Pathway To Law Initiative Offers ‘Auntie’ Mentorship To Native Kids
Native News Online, Jenna Kunze, March 31
Katie Rosier (Comanche Tribe), executive director of the Indian Legal Program at the Sandra Day O’Connor College of Law at Arizona State University, is on a mission to create a pathway for Native kids across the country to practice law. Native Americans and Alaska Natives represent 1.6 percent of the U.S. population but only 0.3 percent of U.S. attorneys, according to the U.S. Census Bureau from 2015. The initiative Rosier spearheaded is one of a handful to up the representation of Native Americans practicing law from just under 400 between 1987 and 1989, to 1,273 between 2009 and 2010, according to the National Native American Bar Association.
Arizona State Fair Is Moving To Tribal Land
Indian Country Today, Dalton Walker, March 31
The Gila River Indian Community in southern Arizona continues to make key economic moves. This year’s Arizona State Fair will be moving away from the fairgrounds in Phoenix to a temporary new location at Gila River’s Wild Horse Pass near Chandler. Authorities said dates are being finalized, but the fair usually is held in October. In December, Phoenix Rising FC, Arizona’s highest professional soccer team, announced it was moving to Wild Horse Pass and building a new stadium.
‘Operation Fish Drop’
Indian Country Today, Meghan Sullivan, March 31
Hundreds of cars lined the road to the Alaska Native Heritage Center on Thursday and Friday, as Alaska Native elders and their families gathered to receive wild salmon through a grassroots initiative coined Operation Fish Drop. In the end, more than 12,000 pounds of Bristol Bay sock-eye salmon were delivered to around 400 families.
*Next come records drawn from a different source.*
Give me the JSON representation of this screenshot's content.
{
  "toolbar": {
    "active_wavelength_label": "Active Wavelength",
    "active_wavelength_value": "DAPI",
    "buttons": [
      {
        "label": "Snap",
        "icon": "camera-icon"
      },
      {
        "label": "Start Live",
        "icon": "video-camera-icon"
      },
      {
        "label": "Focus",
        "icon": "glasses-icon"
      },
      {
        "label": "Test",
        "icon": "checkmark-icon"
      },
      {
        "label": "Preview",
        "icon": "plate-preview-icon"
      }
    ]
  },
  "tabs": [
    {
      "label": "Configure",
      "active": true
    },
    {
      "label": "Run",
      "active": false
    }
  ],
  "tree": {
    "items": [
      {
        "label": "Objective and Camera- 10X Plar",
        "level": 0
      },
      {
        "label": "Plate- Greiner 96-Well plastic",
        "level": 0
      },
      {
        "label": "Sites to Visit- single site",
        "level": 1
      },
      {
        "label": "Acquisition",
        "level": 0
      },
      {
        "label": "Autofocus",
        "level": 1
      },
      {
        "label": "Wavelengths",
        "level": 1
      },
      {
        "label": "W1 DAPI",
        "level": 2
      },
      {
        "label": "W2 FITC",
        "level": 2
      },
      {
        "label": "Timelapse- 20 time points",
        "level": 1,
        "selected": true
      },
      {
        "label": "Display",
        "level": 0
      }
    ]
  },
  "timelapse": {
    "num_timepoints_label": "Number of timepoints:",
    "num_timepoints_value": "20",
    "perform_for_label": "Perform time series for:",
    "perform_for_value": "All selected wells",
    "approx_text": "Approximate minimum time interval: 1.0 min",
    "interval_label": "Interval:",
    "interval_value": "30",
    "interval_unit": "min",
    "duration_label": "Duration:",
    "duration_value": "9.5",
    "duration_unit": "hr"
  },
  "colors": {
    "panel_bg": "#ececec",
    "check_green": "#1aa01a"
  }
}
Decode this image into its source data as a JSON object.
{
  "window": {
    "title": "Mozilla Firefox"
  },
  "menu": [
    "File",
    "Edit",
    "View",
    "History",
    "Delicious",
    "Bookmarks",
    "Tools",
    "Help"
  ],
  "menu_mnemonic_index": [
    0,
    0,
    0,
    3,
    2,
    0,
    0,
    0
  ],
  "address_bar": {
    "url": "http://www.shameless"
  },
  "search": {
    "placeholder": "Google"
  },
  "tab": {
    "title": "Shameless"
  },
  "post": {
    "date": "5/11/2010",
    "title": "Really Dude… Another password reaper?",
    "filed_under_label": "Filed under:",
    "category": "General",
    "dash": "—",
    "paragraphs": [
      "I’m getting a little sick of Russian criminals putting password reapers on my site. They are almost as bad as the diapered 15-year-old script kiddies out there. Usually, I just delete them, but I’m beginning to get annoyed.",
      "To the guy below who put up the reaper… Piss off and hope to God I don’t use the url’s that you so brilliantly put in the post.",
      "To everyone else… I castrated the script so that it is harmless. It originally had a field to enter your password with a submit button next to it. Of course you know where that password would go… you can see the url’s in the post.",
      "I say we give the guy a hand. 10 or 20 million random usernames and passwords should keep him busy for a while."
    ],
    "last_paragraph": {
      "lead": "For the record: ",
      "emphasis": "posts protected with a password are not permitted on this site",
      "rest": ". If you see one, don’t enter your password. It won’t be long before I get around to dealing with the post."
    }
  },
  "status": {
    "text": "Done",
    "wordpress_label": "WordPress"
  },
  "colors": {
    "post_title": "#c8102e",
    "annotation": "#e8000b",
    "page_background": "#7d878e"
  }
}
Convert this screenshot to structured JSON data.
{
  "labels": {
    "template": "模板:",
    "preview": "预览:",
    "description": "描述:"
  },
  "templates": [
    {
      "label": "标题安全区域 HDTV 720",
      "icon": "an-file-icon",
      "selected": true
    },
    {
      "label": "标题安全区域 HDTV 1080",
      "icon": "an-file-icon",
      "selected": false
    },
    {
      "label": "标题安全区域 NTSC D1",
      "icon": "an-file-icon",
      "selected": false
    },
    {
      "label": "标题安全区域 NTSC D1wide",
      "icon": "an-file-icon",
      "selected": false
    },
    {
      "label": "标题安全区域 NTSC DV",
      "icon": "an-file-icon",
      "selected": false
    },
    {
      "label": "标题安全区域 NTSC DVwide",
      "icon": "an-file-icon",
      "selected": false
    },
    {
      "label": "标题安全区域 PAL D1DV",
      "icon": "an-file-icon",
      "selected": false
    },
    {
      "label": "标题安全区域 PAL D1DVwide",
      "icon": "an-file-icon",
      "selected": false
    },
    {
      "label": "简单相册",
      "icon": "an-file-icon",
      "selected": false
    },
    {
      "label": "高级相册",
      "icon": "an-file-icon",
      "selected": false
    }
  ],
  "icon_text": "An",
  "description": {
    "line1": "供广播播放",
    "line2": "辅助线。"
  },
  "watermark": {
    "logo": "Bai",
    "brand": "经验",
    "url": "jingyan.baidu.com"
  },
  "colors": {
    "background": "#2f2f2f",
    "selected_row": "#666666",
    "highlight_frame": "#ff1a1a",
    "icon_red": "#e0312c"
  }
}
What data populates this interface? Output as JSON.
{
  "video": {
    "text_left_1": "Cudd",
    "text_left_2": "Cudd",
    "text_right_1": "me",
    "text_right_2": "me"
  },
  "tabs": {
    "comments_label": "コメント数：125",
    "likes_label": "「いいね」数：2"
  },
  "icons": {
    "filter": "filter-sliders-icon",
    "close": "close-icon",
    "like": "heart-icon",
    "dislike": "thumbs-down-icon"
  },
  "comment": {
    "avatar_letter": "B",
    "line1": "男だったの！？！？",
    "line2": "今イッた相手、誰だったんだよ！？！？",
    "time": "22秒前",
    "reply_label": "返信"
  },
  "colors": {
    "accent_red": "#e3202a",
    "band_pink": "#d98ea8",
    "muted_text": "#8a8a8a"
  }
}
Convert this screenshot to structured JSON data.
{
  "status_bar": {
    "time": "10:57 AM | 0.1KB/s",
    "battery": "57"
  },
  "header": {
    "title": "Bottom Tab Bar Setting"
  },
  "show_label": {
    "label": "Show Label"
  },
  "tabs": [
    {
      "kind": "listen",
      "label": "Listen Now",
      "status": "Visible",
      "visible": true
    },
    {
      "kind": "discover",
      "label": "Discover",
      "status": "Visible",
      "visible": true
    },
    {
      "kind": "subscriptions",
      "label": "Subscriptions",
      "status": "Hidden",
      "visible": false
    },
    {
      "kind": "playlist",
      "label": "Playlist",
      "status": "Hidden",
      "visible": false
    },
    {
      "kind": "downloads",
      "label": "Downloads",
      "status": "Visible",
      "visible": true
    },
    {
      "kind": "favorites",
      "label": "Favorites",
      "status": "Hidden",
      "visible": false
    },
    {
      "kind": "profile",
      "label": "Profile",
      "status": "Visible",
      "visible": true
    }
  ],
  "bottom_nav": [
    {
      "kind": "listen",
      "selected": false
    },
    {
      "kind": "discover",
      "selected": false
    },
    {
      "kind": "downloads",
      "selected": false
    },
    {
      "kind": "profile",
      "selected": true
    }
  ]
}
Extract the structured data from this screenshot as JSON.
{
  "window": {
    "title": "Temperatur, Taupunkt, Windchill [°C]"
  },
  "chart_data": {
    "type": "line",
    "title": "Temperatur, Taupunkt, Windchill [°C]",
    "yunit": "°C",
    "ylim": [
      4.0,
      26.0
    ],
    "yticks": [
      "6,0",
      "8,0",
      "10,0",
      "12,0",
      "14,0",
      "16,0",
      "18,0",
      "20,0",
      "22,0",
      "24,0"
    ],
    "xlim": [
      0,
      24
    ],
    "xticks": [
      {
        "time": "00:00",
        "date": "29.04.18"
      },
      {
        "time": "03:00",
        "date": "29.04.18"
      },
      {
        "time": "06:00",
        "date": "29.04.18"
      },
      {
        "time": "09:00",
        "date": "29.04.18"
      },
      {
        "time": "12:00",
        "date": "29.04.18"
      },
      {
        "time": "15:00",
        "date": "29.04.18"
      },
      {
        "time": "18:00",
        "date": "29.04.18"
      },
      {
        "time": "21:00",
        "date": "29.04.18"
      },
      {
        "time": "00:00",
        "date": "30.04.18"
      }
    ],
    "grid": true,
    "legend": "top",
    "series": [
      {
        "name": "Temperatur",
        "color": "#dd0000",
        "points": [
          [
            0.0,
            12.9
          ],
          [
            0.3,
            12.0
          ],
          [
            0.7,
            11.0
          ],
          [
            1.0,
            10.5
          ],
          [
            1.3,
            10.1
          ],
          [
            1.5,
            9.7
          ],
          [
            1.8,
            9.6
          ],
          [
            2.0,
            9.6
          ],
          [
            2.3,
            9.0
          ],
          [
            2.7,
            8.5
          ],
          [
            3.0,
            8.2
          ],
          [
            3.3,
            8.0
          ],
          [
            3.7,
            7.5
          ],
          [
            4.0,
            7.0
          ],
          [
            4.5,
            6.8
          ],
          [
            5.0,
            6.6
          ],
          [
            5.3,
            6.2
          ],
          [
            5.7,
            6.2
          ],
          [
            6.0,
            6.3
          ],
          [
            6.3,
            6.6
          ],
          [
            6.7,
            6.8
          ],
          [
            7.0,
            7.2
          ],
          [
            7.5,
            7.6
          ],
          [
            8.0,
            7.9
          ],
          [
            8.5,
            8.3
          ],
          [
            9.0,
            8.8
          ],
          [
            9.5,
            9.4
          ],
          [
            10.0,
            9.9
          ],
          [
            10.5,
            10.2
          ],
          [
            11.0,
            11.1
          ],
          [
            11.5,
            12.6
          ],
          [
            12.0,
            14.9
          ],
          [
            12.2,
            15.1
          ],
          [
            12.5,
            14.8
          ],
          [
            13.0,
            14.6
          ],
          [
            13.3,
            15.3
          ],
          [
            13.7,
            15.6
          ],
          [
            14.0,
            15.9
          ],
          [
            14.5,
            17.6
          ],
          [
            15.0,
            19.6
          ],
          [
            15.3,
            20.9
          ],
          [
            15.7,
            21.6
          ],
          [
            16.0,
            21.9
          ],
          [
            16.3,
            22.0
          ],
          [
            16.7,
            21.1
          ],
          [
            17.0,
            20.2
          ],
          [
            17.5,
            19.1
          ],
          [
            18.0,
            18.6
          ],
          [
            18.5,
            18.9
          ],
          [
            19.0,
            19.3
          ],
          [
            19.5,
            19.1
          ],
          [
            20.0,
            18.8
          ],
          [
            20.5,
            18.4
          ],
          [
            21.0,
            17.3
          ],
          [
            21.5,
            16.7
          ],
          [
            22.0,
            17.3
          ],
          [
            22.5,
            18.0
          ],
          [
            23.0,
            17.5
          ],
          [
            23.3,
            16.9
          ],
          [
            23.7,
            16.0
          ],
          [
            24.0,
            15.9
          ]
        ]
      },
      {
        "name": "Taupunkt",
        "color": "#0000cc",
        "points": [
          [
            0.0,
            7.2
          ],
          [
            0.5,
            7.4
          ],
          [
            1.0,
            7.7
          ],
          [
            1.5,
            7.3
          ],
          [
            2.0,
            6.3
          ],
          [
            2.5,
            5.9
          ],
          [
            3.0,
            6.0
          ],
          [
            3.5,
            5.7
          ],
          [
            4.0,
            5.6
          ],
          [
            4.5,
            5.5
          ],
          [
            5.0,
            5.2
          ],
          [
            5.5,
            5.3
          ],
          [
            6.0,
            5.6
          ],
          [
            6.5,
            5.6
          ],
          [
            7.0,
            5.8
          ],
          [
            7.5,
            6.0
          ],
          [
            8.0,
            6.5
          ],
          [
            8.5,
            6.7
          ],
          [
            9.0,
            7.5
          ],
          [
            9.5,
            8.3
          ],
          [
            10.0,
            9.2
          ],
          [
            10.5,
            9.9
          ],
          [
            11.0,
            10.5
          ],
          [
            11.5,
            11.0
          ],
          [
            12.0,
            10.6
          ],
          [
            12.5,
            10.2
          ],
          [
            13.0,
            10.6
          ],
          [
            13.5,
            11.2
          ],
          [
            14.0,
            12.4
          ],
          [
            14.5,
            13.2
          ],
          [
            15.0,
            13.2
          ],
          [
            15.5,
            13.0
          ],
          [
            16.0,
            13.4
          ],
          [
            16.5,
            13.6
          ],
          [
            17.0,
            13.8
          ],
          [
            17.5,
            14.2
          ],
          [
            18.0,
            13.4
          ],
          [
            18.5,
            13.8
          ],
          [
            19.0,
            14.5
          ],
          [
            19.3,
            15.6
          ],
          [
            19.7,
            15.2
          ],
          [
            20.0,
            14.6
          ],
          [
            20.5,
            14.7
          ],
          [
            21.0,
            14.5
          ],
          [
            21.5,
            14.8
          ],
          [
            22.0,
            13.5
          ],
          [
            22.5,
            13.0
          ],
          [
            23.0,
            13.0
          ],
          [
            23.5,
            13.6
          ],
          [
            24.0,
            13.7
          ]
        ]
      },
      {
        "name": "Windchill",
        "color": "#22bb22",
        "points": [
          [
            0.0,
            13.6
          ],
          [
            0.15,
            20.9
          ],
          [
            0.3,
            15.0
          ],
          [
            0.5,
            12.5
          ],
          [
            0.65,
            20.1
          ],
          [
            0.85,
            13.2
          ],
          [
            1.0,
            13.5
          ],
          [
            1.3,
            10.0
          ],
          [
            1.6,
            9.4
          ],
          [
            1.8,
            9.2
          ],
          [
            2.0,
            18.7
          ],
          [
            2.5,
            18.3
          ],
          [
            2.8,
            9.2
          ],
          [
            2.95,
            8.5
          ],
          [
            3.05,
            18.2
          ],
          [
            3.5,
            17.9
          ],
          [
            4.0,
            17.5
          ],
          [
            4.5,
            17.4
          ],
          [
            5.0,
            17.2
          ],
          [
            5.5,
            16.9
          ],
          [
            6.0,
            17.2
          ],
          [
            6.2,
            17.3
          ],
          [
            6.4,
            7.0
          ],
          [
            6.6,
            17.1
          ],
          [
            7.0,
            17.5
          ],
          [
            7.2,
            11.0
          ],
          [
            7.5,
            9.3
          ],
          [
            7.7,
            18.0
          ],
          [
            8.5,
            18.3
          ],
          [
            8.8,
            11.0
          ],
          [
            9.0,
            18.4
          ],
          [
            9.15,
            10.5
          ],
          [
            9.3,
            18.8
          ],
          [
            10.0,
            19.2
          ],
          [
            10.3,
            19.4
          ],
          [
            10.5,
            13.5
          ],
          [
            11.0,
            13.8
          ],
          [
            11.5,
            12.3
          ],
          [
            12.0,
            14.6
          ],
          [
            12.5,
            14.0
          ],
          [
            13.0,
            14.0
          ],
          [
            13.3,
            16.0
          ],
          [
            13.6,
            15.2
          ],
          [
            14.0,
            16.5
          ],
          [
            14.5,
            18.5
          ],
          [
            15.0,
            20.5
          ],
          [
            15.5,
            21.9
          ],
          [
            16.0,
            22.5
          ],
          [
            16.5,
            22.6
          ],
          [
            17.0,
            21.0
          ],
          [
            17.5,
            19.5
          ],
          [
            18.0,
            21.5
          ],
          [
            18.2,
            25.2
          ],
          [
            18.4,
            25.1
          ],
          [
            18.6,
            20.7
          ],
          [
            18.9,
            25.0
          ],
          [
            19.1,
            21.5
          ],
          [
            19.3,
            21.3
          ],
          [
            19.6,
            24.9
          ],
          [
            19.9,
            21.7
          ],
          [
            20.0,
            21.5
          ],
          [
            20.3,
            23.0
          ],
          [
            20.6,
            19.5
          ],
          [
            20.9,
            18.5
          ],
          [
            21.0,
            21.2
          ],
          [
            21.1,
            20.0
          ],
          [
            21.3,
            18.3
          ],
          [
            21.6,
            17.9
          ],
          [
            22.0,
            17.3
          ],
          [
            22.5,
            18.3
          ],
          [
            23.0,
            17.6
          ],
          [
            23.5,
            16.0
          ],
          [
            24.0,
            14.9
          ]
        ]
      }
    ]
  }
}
Tribal councils, local fisheries, and volunteers came together to run the initiative, which aimed to address food insecurities brought about by COVID-19.